*DIRECTIONS*
Go through the lines below and tally those containing the string "kind". Respond with the number only.

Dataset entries
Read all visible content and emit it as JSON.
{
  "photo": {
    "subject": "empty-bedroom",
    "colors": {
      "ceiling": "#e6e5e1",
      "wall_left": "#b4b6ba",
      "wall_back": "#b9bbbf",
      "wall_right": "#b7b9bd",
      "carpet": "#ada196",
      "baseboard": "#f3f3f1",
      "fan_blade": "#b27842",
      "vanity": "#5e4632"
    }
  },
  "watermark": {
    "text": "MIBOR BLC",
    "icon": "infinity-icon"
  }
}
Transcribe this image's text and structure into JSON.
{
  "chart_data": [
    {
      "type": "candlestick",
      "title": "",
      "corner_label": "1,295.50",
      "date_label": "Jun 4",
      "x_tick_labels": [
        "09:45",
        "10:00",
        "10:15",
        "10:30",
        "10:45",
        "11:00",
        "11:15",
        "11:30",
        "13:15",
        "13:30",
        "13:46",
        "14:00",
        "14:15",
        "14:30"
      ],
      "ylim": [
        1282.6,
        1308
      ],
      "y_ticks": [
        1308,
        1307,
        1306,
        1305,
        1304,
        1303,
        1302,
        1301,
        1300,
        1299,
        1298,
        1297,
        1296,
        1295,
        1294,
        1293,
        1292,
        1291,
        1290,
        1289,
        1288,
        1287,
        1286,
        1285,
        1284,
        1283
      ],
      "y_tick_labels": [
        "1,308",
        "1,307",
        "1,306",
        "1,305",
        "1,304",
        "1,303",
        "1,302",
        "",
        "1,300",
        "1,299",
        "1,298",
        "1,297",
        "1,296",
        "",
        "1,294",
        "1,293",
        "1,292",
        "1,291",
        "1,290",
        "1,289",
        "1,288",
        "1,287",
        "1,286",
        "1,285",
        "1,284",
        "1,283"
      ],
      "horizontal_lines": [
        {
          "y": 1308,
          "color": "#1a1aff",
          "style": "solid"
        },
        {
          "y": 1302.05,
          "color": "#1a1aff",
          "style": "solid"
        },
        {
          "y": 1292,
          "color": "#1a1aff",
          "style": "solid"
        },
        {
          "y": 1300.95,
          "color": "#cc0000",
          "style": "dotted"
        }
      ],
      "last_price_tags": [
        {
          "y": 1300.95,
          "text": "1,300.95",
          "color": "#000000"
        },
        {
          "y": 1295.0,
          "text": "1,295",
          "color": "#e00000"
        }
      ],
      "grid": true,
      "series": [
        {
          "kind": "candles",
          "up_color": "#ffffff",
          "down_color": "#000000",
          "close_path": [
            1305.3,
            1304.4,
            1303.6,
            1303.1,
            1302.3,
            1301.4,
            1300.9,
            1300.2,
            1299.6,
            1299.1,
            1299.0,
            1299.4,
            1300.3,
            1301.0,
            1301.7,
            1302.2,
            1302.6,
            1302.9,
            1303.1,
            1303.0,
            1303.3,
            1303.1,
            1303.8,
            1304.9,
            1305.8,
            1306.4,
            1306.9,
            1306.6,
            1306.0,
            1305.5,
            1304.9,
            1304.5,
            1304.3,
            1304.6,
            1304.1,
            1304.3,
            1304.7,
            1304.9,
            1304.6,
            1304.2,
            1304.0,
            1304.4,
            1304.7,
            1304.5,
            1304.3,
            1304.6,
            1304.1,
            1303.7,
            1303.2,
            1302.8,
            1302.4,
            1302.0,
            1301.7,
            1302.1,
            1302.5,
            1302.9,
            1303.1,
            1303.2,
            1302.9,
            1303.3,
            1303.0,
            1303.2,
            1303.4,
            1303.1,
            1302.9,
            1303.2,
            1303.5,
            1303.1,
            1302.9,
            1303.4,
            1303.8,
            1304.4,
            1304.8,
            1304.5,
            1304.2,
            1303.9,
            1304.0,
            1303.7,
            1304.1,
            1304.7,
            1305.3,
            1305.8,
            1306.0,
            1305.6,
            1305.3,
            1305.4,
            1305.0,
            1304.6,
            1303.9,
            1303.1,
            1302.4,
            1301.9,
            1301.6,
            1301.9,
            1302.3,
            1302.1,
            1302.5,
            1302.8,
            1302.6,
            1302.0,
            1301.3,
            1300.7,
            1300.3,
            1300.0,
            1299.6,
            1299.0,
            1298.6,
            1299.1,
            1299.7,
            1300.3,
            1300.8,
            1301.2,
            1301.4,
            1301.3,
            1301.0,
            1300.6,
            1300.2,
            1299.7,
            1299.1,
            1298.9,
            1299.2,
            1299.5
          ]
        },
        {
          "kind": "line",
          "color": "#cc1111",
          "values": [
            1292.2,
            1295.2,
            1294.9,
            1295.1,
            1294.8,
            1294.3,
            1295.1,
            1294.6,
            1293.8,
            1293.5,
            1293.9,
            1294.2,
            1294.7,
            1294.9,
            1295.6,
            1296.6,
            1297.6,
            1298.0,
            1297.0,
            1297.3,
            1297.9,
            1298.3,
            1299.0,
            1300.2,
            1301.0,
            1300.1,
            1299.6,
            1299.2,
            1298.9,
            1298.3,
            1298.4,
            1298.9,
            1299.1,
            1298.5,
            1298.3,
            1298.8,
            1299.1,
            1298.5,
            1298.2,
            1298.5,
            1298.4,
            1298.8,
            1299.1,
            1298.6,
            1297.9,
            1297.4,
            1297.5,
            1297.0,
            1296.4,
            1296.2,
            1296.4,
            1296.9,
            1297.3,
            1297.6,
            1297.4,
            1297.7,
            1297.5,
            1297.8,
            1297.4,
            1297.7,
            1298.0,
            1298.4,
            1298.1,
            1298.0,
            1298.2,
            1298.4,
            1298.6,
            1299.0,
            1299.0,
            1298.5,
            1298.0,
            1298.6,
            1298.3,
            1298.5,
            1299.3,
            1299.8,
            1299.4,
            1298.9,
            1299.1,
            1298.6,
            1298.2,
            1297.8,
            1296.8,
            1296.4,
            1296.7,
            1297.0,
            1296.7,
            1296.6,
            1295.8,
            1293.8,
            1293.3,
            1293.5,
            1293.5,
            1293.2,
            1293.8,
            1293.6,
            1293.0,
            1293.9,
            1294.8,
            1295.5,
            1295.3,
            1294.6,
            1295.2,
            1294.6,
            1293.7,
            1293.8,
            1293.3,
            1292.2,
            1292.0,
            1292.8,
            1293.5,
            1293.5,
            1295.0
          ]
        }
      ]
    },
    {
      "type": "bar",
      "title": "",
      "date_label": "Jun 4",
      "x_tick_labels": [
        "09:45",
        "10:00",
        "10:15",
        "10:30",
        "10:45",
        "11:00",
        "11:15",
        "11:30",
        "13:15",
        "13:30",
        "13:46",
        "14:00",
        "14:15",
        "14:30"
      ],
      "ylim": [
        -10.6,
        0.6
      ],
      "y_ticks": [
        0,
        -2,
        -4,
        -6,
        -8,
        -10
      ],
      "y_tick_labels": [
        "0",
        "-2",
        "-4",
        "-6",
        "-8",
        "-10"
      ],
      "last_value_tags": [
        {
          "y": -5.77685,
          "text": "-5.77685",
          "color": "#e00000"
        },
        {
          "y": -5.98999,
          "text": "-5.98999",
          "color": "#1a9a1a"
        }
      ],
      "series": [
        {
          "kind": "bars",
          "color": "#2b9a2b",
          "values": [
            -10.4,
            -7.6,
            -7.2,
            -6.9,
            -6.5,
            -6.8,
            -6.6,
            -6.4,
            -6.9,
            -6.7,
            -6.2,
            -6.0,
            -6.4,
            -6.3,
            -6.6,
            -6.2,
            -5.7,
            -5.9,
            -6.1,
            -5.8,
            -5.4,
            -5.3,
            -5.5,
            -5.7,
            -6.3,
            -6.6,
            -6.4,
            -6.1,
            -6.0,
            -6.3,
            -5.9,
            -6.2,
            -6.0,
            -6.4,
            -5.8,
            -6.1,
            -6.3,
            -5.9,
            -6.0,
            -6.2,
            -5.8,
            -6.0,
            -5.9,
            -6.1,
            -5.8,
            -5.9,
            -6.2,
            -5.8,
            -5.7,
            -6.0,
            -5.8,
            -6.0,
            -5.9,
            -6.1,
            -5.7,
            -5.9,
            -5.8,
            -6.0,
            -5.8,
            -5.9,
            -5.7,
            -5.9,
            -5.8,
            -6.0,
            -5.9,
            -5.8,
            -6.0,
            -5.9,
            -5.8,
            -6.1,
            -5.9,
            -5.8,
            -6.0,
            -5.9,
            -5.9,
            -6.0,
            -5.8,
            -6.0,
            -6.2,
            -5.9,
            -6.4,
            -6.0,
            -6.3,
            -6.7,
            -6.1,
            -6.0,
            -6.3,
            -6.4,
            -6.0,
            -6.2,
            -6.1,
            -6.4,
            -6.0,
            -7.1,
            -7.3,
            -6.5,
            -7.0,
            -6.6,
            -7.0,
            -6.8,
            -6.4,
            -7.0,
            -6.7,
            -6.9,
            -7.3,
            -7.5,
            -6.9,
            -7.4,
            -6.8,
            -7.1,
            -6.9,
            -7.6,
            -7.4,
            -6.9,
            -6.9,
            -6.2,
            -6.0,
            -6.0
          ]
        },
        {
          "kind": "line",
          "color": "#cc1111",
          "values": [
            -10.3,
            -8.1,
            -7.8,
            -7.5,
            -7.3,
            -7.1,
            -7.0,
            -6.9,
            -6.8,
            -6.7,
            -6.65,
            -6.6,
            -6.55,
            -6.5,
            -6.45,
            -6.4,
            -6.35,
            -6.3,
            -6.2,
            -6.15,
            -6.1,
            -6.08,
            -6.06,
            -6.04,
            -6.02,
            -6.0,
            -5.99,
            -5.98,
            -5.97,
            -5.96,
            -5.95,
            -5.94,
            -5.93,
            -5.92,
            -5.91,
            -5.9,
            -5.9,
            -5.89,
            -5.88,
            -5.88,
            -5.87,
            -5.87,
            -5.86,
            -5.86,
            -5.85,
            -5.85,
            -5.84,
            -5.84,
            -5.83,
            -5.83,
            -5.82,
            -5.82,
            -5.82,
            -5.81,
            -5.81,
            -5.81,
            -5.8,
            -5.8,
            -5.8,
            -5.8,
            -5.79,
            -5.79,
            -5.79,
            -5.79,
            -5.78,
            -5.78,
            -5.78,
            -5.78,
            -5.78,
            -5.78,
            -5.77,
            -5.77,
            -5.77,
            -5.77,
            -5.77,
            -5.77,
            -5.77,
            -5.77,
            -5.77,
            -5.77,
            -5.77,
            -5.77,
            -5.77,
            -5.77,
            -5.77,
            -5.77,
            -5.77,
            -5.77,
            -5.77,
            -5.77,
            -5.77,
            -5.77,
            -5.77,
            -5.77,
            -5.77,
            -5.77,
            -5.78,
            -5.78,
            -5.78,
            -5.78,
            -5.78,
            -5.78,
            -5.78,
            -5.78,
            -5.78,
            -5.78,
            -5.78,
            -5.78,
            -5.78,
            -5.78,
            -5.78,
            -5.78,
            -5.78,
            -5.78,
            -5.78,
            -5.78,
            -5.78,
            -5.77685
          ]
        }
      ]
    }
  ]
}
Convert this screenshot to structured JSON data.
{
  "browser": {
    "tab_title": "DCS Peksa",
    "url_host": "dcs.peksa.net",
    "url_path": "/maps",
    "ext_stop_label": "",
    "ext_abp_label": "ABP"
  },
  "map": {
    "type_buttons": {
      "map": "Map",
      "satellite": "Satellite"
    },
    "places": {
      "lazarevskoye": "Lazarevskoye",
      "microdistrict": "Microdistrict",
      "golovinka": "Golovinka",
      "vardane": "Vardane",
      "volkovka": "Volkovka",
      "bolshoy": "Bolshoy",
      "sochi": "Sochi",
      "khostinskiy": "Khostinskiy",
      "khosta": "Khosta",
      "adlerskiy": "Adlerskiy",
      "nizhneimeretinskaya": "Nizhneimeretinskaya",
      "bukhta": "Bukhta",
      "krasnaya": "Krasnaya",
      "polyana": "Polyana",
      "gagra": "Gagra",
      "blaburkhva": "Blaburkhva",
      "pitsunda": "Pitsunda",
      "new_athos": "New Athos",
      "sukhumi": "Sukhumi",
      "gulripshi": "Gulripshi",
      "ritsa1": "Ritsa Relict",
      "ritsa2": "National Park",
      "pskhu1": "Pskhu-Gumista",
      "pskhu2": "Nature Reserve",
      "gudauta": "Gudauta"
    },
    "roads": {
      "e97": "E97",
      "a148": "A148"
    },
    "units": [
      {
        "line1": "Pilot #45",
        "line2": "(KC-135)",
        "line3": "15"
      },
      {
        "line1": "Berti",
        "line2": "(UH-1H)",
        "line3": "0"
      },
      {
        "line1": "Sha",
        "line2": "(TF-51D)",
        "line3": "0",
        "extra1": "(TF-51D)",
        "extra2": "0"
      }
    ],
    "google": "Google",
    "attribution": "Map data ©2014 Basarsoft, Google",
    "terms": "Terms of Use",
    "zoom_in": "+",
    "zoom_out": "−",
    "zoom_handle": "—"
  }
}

*SOLUTION TO THIS EXERCISE*
4